* _Your assignment_:
Retype the material, please. Every line must match.

* _Recorded information_:
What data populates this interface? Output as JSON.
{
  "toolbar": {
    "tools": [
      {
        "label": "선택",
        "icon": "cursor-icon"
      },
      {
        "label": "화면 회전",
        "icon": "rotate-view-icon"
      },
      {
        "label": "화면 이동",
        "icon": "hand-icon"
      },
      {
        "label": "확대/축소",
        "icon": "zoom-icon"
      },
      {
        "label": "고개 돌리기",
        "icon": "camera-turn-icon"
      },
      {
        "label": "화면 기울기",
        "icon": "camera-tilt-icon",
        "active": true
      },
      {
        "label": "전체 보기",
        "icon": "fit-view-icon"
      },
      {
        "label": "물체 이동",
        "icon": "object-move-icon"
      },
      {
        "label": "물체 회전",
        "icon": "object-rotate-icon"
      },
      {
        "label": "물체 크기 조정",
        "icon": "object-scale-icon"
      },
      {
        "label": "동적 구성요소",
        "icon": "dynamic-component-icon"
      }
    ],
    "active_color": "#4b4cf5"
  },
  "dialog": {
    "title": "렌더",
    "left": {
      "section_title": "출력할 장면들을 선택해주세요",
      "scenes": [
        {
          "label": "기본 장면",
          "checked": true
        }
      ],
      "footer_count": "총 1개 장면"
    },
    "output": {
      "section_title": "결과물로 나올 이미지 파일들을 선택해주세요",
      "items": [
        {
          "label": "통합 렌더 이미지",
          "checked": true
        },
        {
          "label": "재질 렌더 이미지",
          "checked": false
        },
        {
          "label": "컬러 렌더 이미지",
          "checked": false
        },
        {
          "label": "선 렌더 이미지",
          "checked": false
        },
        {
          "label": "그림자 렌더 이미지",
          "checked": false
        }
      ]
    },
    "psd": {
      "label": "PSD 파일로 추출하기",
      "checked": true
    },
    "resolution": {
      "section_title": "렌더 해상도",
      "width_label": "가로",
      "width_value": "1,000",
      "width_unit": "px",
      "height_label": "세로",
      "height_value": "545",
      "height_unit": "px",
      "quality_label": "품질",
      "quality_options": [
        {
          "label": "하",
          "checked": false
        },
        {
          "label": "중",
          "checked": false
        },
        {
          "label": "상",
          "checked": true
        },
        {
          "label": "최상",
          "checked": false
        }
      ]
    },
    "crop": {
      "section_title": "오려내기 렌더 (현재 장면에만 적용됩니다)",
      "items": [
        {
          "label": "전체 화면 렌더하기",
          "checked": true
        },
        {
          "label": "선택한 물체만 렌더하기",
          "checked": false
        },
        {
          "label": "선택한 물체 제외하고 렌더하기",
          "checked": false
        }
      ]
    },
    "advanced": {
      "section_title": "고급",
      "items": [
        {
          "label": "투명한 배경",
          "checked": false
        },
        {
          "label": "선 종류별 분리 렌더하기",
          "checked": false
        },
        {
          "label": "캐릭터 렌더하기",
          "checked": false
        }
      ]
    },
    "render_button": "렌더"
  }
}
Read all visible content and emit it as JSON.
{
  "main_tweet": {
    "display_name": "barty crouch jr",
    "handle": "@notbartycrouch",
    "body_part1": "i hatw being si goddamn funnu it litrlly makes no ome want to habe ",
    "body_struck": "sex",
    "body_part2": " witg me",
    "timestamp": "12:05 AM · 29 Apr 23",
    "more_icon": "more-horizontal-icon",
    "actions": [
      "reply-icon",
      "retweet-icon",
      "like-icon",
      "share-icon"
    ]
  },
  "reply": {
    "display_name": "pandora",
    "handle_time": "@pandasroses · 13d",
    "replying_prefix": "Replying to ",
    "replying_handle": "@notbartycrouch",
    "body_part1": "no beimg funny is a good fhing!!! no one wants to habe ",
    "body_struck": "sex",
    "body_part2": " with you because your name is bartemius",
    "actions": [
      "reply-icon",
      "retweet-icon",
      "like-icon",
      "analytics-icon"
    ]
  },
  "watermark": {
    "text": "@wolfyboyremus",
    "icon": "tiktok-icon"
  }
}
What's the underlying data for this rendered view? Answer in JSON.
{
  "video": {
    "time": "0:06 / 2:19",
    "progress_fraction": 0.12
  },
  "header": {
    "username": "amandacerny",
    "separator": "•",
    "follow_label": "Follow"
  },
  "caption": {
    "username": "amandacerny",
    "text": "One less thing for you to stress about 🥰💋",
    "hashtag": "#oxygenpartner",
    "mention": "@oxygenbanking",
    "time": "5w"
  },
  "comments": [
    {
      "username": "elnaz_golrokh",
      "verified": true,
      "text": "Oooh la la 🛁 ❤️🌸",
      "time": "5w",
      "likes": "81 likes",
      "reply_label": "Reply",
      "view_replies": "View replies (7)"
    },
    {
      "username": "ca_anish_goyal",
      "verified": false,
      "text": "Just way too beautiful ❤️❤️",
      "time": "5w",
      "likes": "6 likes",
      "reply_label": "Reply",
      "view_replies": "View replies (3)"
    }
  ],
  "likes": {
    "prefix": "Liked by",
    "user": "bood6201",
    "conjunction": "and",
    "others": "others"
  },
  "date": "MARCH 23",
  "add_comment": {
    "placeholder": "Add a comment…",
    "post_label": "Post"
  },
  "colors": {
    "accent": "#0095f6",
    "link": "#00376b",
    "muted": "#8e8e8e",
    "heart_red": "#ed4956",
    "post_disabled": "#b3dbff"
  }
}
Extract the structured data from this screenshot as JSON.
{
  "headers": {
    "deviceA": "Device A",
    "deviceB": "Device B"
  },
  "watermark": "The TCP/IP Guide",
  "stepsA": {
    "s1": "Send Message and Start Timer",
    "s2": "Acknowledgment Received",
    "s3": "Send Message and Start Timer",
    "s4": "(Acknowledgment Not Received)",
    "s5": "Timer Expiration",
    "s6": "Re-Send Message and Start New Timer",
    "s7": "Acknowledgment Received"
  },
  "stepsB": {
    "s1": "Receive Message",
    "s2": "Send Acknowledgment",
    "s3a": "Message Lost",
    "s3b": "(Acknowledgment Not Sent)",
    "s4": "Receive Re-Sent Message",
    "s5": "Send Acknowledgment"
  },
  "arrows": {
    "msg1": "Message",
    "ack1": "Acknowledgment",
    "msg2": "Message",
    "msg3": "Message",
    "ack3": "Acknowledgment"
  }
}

* _Problem solution_:
What data populates this interface? Output as JSON.
{
  "toolbar": {
    "tools": [
      {
        "label": "선택",
        "icon": "cursor-icon"
      },
      {
        "label": "화면 회전",
        "icon": "rotate-view-icon"
      },
      {
        "label": "화면 이동",
        "icon": "hand-icon"
      },
      {
        "label": "확대/축소",
        "icon": "zoom-icon"
      },
      {
        "label": "고개 돌리기",
        "icon": "camera-turn-icon"
      },
      {
        "label": "화면 기울기",
        "icon": "camera-tilt-icon",
        "active": true
      },
      {
        "label": "전체 보기",
        "icon": "fit-view-icon"
      },
      {
        "label": "물체 이동",
        "icon": "object-move-icon"
      },
      {
        "label": "물체 회전",
        "icon": "object-rotate-icon"
      },
      {
        "label": "물체 크기 조정",
        "icon": "object-scale-icon"
      },
      {
        "label": "동적 구성요소",
        "icon": "dynamic-component-icon"
      }
    ],
    "active_color": "#4b4cf5"
  },
  "dialog": {
    "title": "렌더",
    "left": {
      "section_title": "출력할 장면들을 선택해주세요",
      "scenes": [
        {
          "label": "기본 장면",
          "checked": true
        }
      ],
      "footer_count": "총 1개 장면"
    },
    "output": {
      "section_title": "결과물로 나올 이미지 파일들을 선택해주세요",
      "items": [
        {
          "label": "통합 렌더 이미지",
          "checked": true
        },
        {
          "label": "재질 렌더 이미지",
          "checked": false
        },
        {
          "label": "컬러 렌더 이미지",
          "checked": false
        },
        {
          "label": "선 렌더 이미지",
          "checked": false
        },
        {
          "label": "그림자 렌더 이미지",
          "checked": false
        }
      ]
    },
    "psd": {
      "label": "PSD 파일로 추출하기",
      "checked": true
    },
    "resolution": {
      "section_title": "렌더 해상도",
      "width_label": "가로",
      "width_value": "1,000",
      "width_unit": "px",
      "height_label": "세로",
      "height_value": "545",
      "height_unit": "px",
      "quality_label": "품질",
      "quality_options": [
        {
          "label": "하",
          "checked": false
        },
        {
          "label": "중",
          "checked": false
        },
        {
          "label": "상",
          "checked": true
        },
        {
          "label": "최상",
          "checked": false
        }
      ]
    },
    "crop": {
      "section_title": "오려내기 렌더 (현재 장면에만 적용됩니다)",
      "items": [
        {
          "label": "전체 화면 렌더하기",
          "checked": true
        },
        {
          "label": "선택한 물체만 렌더하기",
          "checked": false
        },
        {
          "label": "선택한 물체 제외하고 렌더하기",
          "checked": false
        }
      ]
    },
    "advanced": {
      "section_title": "고급",
      "items": [
        {
          "label": "투명한 배경",
          "checked": false
        },
        {
          "label": "선 종류별 분리 렌더하기",
          "checked": false
        },
        {
          "label": "캐릭터 렌더하기",
          "checked": false
        }
      ]
    },
    "render_button": "렌더"
  }
}
Read all visible content and emit it as JSON.
{
  "main_tweet": {
    "display_name": "barty crouch jr",
    "handle": "@notbartycrouch",
    "body_part1": "i hatw being si goddamn funnu it litrlly makes no ome want to habe ",
    "body_struck": "sex",
    "body_part2": " witg me",
    "timestamp": "12:05 AM · 29 Apr 23",
    "more_icon": "more-horizontal-icon",
    "actions": [
      "reply-icon",
      "retweet-icon",
      "like-icon",
      "share-icon"
    ]
  },
  "reply": {
    "display_name": "pandora",
    "handle_time": "@pandasroses · 13d",
    "replying_prefix": "Replying to ",
    "replying_handle": "@notbartycrouch",
    "body_part1": "no beimg funny is a good fhing!!! no one wants to habe ",
    "body_struck": "sex",
    "body_part2": " with you because your name is bartemius",
    "actions": [
      "reply-icon",
      "retweet-icon",
      "like-icon",
      "analytics-icon"
    ]
  },
  "watermark": {
    "text": "@wolfyboyremus",
    "icon": "tiktok-icon"
  }
}
What's the underlying data for this rendered view? Answer in JSON.
{
  "video": {
    "time": "0:06 / 2:19",
    "progress_fraction": 0.12
  },
  "header": {
    "username": "amandacerny",
    "separator": "•",
    "follow_label": "Follow"
  },
  "caption": {
    "username": "amandacerny",
    "text": "One less thing for you to stress about 🥰💋",
    "hashtag": "#oxygenpartner",
    "mention": "@oxygenbanking",
    "time": "5w"
  },
  "comments": [
    {
      "username": "elnaz_golrokh",
      "verified": true,
      "text": "Oooh la la 🛁 ❤️🌸",
      "time": "5w",
      "likes": "81 likes",
      "reply_label": "Reply",
      "view_replies": "View replies (7)"
    },
    {
      "username": "ca_anish_goyal",
      "verified": false,
      "text": "Just way too beautiful ❤️❤️",
      "time": "5w",
      "likes": "6 likes",
      "reply_label": "Reply",
      "view_replies": "View replies (3)"
    }
  ],
  "likes": {
    "prefix": "Liked by",
    "user": "bood6201",
    "conjunction": "and",
    "others": "others"
  },
  "date": "MARCH 23",
  "add_comment": {
    "placeholder": "Add a comment…",
    "post_label": "Post"
  },
  "colors": {
    "accent": "#0095f6",
    "link": "#00376b",
    "muted": "#8e8e8e",
    "heart_red": "#ed4956",
    "post_disabled": "#b3dbff"
  }
}
Extract the structured data from this screenshot as JSON.
{
  "headers": {
    "deviceA": "Device A",
    "deviceB": "Device B"
  },
  "watermark": "The TCP/IP Guide",
  "stepsA": {
    "s1": "Send Message and Start Timer",
    "s2": "Acknowledgment Received",
    "s3": "Send Message and Start Timer",
    "s4": "(Acknowledgment Not Received)",
    "s5": "Timer Expiration",
    "s6": "Re-Send Message and Start New Timer",
    "s7": "Acknowledgment Received"
  },
  "stepsB": {
    "s1": "Receive Message",
    "s2": "Send Acknowledgment",
    "s3a": "Message Lost",
    "s3b": "(Acknowledgment Not Sent)",
    "s4": "Receive Re-Sent Message",
    "s5": "Send Acknowledgment"
  },
  "arrows": {
    "msg1": "Message",
    "ack1": "Acknowledgment",
    "msg2": "Message",
    "msg3": "Message",
    "ack3": "Acknowledgment"
  }
}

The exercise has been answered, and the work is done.